Since that time, Pheasants Forever and a number of other organizations and individuals collaborated to make the transition from private land to a wildlife area a reality.
Last Wednesday, Fred Bengston, area manager for the DNR, thanked those responsible for contributing to the cause.
“Wildlife area acquisition is one of the most important things we do,” he said. “Thanks to all the partnerships, all the donors and people involved - businesses and conservation groups.”
Bengston said the new Veterans WMA would not exist without the state’s Legacy Fund, which funds  land conservation.
“Ten years ago I wouldn’t have believed I’d be  standing here on this piece of property. Over 600 acres of state wildlife area,” he said. “Every one of you contributed. The Legacy Fund is state sales tax-driven and this is the result of all that effort.”
A number of people spoke during the commemoration ceremony, including Commissioner Larry Shelitto of the MN Dept. of Veteran Affairs, DNR Commissioner Tom Landwehr, Mark Johnson, Executive Director of MN Deer Hunters Association, Ryan Bronson of Federal Premium Ammunition  and Tom Glines of the National Wild Turkey Federation.
“I’ve got seven grandchildren and I certainly want to have places for them to recreate,” he said. “The hunter is always under attack. We need to preserve  places for them to hunt. One of the reasons people quit hunting is they don’t have a place to go.”
But it wasn’t all about hunting. Sandquist said when he spoke with the Smith family, it was clear they wanted to leave a legacy for all Minnesotans to enjoy. That’s why they wanted the land to be preserved.
“They definitely had done their research and had very well thought-out questions,” he said. “It was very evident the connection they had to this land and the legacy they wanted to leave. They wanted to make sure this land was going to be in just as good hands as it has been in their hands for the last century- plus.”
Then it was the Smith family’s time to speak, and Welby Smith, one of three siblings who owned the land, addressed the crowd.
“For over 150 years, the stewards of this land has been the Smith family. The first Smith arrived in 1862 with a land grant signed by Abraham Lincoln, which we still have,” he said. “For five generations, the Smiths have cared for this land. The most recent generation has been determined to restore the land to as close to a natural condition as possible. We worked over 20 years on restoration and we had one ambition, that the land in the end would be under long-term conservation ownership and be accessible to the people of Minnesota.”
Joe Duggan, VP of Corporate Relations for Pheasants Forever, said the property is as good an example of native restoration as anyone could recall.
“This is one of the finest restorations of native prairie you can find,” he said. “The family did an immense amount of work. They did a great job.” 
After the ceremony, visitors were invited to take a wagon tour of the property. Welby Smith rode along to point out some of the natural features of the land.
The site will provide a place for people to hunt and enjoy nature. It will be open to veterans and the general public.
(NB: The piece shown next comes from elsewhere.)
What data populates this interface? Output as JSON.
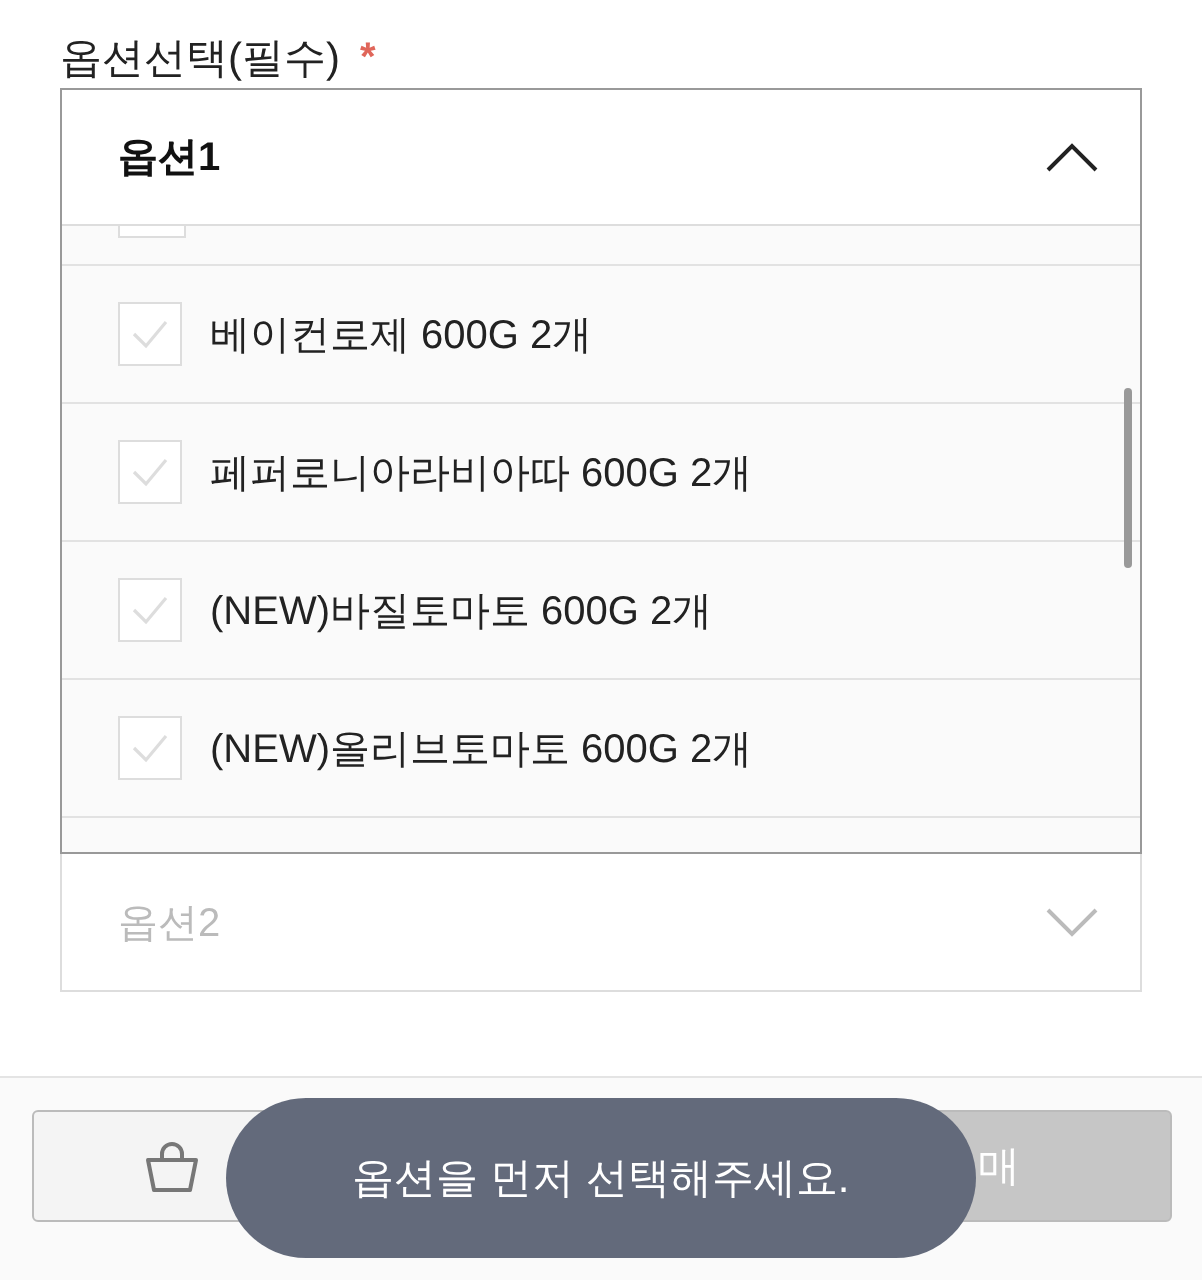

(From left) Lexi Freund (Big Lake), Betsey Cornelius and Ben Cornelius (Nowthen), Gunner Dorweiler and Colton Dorweiler (Princeton), Ben Manning (Zimmerman), Bailey Dorweiller (Princeton) and Salene Krueger (Big Lake.) The county fair runs from July 16-19. (Photo by Ken Francis.)

Dr. Lola Sutherland is retiring from clinical practice after 33 years in the Big Lake community. (Photo by Jennifer Edwards.)
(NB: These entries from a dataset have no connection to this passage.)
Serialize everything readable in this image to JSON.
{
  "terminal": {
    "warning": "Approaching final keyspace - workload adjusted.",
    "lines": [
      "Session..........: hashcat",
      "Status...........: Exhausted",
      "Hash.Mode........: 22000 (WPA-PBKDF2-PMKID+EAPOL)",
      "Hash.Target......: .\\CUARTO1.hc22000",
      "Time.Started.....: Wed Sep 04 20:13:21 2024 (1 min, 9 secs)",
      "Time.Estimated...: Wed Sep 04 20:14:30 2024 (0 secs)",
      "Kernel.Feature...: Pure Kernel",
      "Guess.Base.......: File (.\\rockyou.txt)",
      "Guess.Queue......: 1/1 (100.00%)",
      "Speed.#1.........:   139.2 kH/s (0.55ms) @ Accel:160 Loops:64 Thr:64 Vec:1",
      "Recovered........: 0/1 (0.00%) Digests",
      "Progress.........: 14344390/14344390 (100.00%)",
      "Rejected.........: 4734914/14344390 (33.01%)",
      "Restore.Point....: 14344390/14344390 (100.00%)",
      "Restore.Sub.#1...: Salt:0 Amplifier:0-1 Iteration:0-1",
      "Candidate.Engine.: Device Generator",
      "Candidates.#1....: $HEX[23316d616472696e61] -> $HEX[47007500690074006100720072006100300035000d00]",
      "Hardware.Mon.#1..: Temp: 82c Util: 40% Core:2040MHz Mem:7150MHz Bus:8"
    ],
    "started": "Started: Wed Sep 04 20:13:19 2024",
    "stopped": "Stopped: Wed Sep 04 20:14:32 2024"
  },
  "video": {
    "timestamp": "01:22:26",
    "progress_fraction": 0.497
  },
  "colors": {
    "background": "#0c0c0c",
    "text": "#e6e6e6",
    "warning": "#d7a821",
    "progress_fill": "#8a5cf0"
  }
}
SMITTY’S AMATEUR FIDDLERS CONTEST drew 22 musicians to compete in Big Lake this year. They were accompanied by Gilmore Lee.
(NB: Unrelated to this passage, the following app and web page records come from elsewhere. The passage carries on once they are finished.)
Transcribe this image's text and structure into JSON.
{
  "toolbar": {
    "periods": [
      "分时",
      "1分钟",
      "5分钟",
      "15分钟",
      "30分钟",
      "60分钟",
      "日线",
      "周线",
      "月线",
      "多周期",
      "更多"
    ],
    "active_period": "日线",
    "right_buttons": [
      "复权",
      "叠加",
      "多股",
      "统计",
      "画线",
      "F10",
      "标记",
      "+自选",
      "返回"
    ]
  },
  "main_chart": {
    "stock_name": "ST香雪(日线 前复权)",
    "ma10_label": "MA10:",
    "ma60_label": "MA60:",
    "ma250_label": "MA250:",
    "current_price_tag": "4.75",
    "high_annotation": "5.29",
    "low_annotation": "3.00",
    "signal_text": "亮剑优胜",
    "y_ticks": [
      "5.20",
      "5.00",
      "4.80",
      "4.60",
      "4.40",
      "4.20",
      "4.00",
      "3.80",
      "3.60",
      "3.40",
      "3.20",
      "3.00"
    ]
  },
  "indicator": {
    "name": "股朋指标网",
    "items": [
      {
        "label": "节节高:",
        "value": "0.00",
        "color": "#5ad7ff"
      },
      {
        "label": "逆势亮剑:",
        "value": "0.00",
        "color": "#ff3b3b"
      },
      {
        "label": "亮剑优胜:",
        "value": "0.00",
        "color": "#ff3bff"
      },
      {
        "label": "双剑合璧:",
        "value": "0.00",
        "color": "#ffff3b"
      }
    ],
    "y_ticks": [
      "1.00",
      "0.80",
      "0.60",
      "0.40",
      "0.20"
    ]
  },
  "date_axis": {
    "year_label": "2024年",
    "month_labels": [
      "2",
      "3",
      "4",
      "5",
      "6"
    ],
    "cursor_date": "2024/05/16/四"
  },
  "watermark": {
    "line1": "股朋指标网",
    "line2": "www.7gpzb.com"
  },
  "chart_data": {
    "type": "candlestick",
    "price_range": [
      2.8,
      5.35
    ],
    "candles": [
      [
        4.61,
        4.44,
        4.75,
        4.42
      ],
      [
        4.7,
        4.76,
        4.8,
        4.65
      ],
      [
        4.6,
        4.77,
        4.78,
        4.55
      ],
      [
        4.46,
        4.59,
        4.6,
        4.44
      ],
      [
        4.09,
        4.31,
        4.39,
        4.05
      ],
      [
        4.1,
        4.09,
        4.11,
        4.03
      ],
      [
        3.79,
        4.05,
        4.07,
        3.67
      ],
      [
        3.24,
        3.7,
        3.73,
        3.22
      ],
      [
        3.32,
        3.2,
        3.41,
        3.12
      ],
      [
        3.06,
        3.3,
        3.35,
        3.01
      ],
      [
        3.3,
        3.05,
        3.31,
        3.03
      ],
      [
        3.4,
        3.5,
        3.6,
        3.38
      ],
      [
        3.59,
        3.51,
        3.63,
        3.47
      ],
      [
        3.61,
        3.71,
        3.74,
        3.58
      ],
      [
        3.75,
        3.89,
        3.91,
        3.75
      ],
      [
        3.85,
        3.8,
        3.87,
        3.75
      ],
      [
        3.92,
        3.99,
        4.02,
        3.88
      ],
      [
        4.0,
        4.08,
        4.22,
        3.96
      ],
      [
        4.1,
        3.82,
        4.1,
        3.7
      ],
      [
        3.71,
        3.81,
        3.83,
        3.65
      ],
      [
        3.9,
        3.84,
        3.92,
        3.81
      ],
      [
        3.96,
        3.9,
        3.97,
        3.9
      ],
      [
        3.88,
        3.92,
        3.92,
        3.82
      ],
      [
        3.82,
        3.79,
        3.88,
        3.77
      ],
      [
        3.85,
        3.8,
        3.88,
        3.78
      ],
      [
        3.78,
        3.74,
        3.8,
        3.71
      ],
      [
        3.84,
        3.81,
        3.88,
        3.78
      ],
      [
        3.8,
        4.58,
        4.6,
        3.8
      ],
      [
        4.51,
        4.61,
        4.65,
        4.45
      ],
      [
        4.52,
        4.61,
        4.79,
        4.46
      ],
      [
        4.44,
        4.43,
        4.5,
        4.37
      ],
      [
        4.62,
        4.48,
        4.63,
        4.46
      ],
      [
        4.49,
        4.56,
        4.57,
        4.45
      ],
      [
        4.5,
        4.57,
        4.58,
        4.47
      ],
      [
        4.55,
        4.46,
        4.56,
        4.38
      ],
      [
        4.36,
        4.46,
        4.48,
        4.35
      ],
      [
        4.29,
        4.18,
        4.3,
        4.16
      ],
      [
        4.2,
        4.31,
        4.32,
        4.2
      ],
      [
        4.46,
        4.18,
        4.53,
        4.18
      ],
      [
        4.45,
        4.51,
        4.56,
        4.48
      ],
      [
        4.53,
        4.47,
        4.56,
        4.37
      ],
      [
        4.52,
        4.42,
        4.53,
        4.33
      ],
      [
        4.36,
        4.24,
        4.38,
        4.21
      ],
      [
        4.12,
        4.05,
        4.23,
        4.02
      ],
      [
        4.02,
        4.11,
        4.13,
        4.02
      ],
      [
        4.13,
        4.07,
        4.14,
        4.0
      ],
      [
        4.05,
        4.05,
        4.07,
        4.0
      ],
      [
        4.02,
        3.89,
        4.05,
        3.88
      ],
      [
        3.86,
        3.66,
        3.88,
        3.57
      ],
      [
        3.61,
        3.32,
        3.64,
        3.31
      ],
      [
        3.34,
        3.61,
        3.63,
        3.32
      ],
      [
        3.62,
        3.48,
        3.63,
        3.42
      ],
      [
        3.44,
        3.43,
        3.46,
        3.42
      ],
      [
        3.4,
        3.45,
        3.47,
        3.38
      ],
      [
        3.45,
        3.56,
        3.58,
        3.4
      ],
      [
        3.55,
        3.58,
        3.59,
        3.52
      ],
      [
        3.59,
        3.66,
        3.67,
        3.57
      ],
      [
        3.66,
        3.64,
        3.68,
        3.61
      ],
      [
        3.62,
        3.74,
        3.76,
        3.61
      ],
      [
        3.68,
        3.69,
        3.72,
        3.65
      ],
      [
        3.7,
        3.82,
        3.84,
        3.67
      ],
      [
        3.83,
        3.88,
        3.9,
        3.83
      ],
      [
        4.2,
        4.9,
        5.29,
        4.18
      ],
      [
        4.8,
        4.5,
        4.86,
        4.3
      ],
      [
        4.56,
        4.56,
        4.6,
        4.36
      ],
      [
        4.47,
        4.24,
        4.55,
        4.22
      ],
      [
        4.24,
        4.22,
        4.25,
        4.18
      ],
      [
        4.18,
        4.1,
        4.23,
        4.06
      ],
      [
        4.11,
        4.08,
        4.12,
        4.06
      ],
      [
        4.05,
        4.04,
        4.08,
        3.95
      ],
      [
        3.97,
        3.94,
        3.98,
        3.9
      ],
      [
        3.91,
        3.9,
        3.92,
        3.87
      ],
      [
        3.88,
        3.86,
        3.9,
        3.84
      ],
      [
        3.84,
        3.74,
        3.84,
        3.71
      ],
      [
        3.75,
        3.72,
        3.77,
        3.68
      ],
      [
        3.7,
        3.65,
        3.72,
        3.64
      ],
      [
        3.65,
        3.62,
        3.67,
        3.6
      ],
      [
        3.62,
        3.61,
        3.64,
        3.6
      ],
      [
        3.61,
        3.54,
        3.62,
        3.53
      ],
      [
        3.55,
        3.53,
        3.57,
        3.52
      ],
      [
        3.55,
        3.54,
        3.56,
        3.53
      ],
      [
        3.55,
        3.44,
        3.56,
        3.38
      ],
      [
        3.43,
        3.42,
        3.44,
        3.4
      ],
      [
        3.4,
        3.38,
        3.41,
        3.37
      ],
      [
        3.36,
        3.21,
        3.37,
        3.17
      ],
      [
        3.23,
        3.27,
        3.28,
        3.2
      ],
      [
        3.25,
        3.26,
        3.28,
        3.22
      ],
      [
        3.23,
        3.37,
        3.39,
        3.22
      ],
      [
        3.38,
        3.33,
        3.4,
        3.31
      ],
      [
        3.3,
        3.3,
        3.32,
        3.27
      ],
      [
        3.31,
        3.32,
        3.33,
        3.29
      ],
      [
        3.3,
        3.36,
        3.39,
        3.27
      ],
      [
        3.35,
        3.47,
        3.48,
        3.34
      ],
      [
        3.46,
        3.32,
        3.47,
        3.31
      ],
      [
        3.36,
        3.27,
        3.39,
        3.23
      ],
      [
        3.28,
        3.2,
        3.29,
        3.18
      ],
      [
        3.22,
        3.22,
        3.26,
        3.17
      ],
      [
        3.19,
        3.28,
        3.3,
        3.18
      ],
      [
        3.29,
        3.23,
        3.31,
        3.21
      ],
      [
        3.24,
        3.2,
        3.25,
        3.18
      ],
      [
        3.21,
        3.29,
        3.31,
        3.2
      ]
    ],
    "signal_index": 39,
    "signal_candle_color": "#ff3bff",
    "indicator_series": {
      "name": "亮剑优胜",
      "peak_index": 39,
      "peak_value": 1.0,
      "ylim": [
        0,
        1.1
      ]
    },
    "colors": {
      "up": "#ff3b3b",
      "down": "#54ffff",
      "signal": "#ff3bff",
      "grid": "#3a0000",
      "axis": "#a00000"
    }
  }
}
LEE GERHARDSON, 47, from New London, was found dead in Big Lake near the swimming beach in 10 feet of water Monday. Cause of death is unknown at this time but foul play is not suspected.

Adopt-a-Road participants volunteer for Sherburne National Wildlife Refuge (NWR) and work to clean roadsides that border and bisect refuge land. This spring, from April to June, approximately six individuals, three families, and seven groups, such as boy and girl scouts and 4-H groups, volunteered to clean countless miles of roads. (Submitted photo.)